INTERVIEW: Rick Vest, Counseling Coordinator Of Two-Year College For Prisoners

J.F. Ingram State is a unique part of Alabama's two-year college system because one hundred percent of its students are incarcerated. Its new pilot program at Julia Tutwiler Prison focuses on life skills, not just vocational training. As part of our prison-reporting partnership with Alabama Media Group's Investigative Journalism Lab, WBHM's Dan Carsen spoke with Ingram State Counseling Coordinator Rick Vest outside Ingram's Tutwiler campus. Among other things, Vest says learning job skills isn't enough.

Interview: Dr. Edward O. Wilson, Biologist and Alabama Native

Dr. Edward O. Wilson is best known for his work studying ants. Wilson discovered the first fire ant colony in North America, as a 13-year-old playing outside in Mobile. The world-renowned scientist recently came back to his alma mater, The University of Alabama, for a week-long symposium celebrating Alabama's biodiversity. Reporter Gigi Douban talked with Wilson about what makes Alabama so special, what to do when ants invade your kitchen and his recent contributions to UA.

Tornado Slams Small Alabama Town
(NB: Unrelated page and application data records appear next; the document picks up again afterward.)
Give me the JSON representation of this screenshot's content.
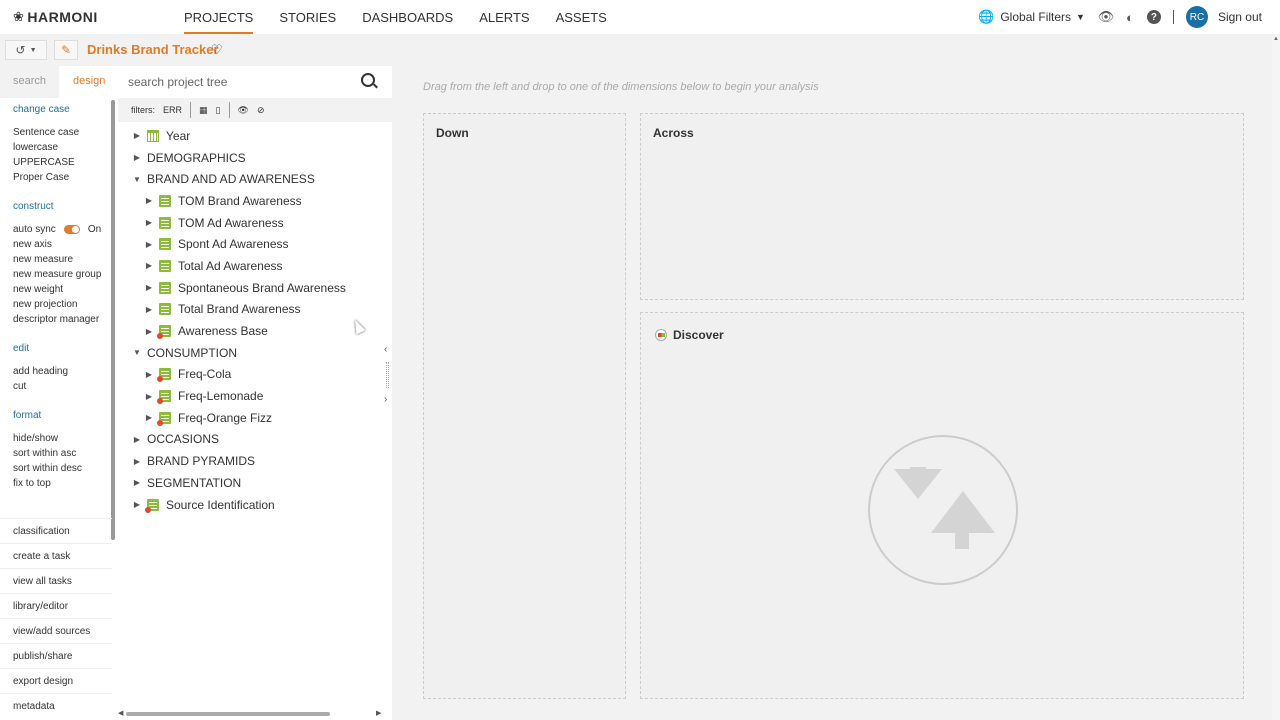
{
  "topbar": {
    "logo": "HARMONI",
    "nav": [
      "PROJECTS",
      "STORIES",
      "DASHBOARDS",
      "ALERTS",
      "ASSETS"
    ],
    "global_filters": "Global Filters",
    "avatar_initials": "RC",
    "sign_out": "Sign out"
  },
  "subbar": {
    "project_title": "Drinks Brand Tracker"
  },
  "leftmenu": {
    "tabs": [
      "search",
      "design"
    ],
    "change_case": {
      "heading": "change case",
      "items": [
        "Sentence case",
        "lowercase",
        "UPPERCASE",
        "Proper Case"
      ]
    },
    "construct": {
      "heading": "construct",
      "auto_sync": "auto sync",
      "auto_sync_state": "On",
      "items": [
        "new axis",
        "new measure",
        "new measure group",
        "new weight",
        "new projection",
        "descriptor manager"
      ]
    },
    "edit": {
      "heading": "edit",
      "items": [
        "add heading",
        "cut"
      ]
    },
    "format": {
      "heading": "format",
      "items": [
        "hide/show",
        "sort within asc",
        "sort within desc",
        "fix to top"
      ]
    },
    "bottom": [
      "classification",
      "create a task",
      "view all tasks",
      "library/editor",
      "view/add sources",
      "publish/share",
      "export design",
      "metadata"
    ]
  },
  "tree": {
    "search_placeholder": "search project tree",
    "filters_label": "filters:",
    "err_label": "ERR",
    "rows": [
      {
        "label": "Year",
        "level": 0,
        "caret": "right",
        "icon": "calendar-icon"
      },
      {
        "label": "DEMOGRAPHICS",
        "level": 0,
        "caret": "right",
        "icon": ""
      },
      {
        "label": "BRAND AND AD AWARENESS",
        "level": 0,
        "caret": "down",
        "icon": ""
      },
      {
        "label": "TOM Brand Awareness",
        "level": 1,
        "caret": "right",
        "icon": "measure-icon"
      },
      {
        "label": "TOM Ad Awareness",
        "level": 1,
        "caret": "right",
        "icon": "measure-icon"
      },
      {
        "label": "Spont Ad Awareness",
        "level": 1,
        "caret": "right",
        "icon": "measure-icon"
      },
      {
        "label": "Total Ad Awareness",
        "level": 1,
        "caret": "right",
        "icon": "measure-icon"
      },
      {
        "label": "Spontaneous Brand Awareness",
        "level": 1,
        "caret": "right",
        "icon": "measure-icon"
      },
      {
        "label": "Total Brand Awareness",
        "level": 1,
        "caret": "right",
        "icon": "measure-icon"
      },
      {
        "label": "Awareness Base",
        "level": 1,
        "caret": "right",
        "icon": "measure-base-icon"
      },
      {
        "label": "CONSUMPTION",
        "level": 0,
        "caret": "down",
        "icon": ""
      },
      {
        "label": "Freq-Cola",
        "level": 1,
        "caret": "right",
        "icon": "measure-base-icon"
      },
      {
        "label": "Freq-Lemonade",
        "level": 1,
        "caret": "right",
        "icon": "measure-base-icon"
      },
      {
        "label": "Freq-Orange Fizz",
        "level": 1,
        "caret": "right",
        "icon": "measure-base-icon"
      },
      {
        "label": "OCCASIONS",
        "level": 0,
        "caret": "right",
        "icon": ""
      },
      {
        "label": "BRAND PYRAMIDS",
        "level": 0,
        "caret": "right",
        "icon": ""
      },
      {
        "label": "SEGMENTATION",
        "level": 0,
        "caret": "right",
        "icon": ""
      },
      {
        "label": "Source Identification",
        "level": 0,
        "caret": "right",
        "icon": "measure-base-icon"
      }
    ]
  },
  "canvas": {
    "hint": "Drag from the left and drop to one of the dimensions below to begin your analysis",
    "down_label": "Down",
    "across_label": "Across",
    "discover_label": "Discover"
  },
  "colors": {
    "accent": "#e07b2a",
    "link": "#1b6fa8",
    "measure": "#8dbb3a"
  }
}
The National Weather Service estimates about 58 tornados hit the South last night, and more severe weather is on the way. Up to 18 of the tornados were in Central Alabama, where they damaged buildings and knocked down trees and power lines. A tornado with wind speeds of up to 100 miles per hour hit Kimberly, a town of less than 3,000 people. Two of its most important buildings were damaged -- one almost completely obliterated. WBHM's Dan Carsen went there to assess the damage and hear about how residents were coping. Carsen took pictures and speaks with WBHM News Director Rachel Osier Lindley.